Can somebody please help me to understand the proper method of editing Wikipedia articles.
Early this month I edited the previous article on newsprint. My contribution included considerably more detailed and up-to-date content than the previous version. However, I have just noticed that the previous version has been placed back on the page in place of my edits.
I am an expert in newsprint, but certainly am not an expert in Wikipedia. Can anybody tell me why somebody replaced my edits with the original version?
Thank you for advancing my education and hopefully making me a useful member of the Wikipedia community.
- Just restored your edits, and added some headings. Could still use a ==History== heading here. Carry on... __Just plain Bill (talk) 01:08, 10 August 2008 (UTC)
- NewsTrack - do you have any published references you can add to this article? It's unusual for an article of this detail to have no references. I can help you format them if you need help.
U.S. antitrust violations in newsprint pricing?
Newsprint terminology, dimensions
"Web" is apparently an industry standard term describing newspaper dimensions. For us non-experts, its origin deserves mention.

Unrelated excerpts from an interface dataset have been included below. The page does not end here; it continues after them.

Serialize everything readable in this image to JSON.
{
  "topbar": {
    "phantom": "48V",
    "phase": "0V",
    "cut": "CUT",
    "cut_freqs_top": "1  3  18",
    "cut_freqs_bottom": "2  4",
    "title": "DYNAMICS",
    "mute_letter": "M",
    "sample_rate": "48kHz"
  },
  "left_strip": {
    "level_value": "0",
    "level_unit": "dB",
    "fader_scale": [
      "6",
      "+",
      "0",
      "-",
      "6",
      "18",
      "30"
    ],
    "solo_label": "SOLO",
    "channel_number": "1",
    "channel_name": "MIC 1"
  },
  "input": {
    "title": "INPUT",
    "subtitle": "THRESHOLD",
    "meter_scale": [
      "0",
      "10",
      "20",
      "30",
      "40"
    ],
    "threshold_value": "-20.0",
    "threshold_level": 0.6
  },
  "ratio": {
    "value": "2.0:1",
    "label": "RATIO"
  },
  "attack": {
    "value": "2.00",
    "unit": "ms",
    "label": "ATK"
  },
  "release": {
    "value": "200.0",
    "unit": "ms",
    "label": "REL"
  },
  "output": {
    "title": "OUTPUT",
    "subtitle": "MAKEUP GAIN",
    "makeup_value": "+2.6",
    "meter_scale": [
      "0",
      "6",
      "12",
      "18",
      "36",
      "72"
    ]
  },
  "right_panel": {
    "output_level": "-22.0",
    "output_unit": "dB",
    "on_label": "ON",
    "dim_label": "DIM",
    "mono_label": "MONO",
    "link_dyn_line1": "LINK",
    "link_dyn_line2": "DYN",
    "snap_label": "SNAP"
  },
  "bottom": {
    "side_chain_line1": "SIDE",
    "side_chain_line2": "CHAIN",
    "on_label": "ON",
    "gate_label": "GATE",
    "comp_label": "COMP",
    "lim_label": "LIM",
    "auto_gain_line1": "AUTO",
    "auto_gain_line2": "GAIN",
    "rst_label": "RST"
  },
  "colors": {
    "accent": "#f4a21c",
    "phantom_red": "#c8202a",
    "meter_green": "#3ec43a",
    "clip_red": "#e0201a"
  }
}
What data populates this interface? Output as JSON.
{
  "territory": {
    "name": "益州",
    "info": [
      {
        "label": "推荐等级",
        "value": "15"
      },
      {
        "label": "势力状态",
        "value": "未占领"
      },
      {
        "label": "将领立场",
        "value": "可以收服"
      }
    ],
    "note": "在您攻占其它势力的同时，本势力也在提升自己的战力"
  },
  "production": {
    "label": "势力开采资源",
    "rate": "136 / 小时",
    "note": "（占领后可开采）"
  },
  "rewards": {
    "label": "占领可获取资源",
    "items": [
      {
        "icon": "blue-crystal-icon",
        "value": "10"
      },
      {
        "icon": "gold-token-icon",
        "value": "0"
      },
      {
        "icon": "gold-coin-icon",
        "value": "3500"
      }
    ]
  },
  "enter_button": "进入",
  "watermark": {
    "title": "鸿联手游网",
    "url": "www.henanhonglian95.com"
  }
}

While there is much discussion on industry standard width, there is nothing on the height of a newspaper. This may be of minor interest to most people, but there is a significant variation and some flexibility, and no doubt some interesting history. (I have a recycle project I'm engaged in where I wanted something on newspaper height.)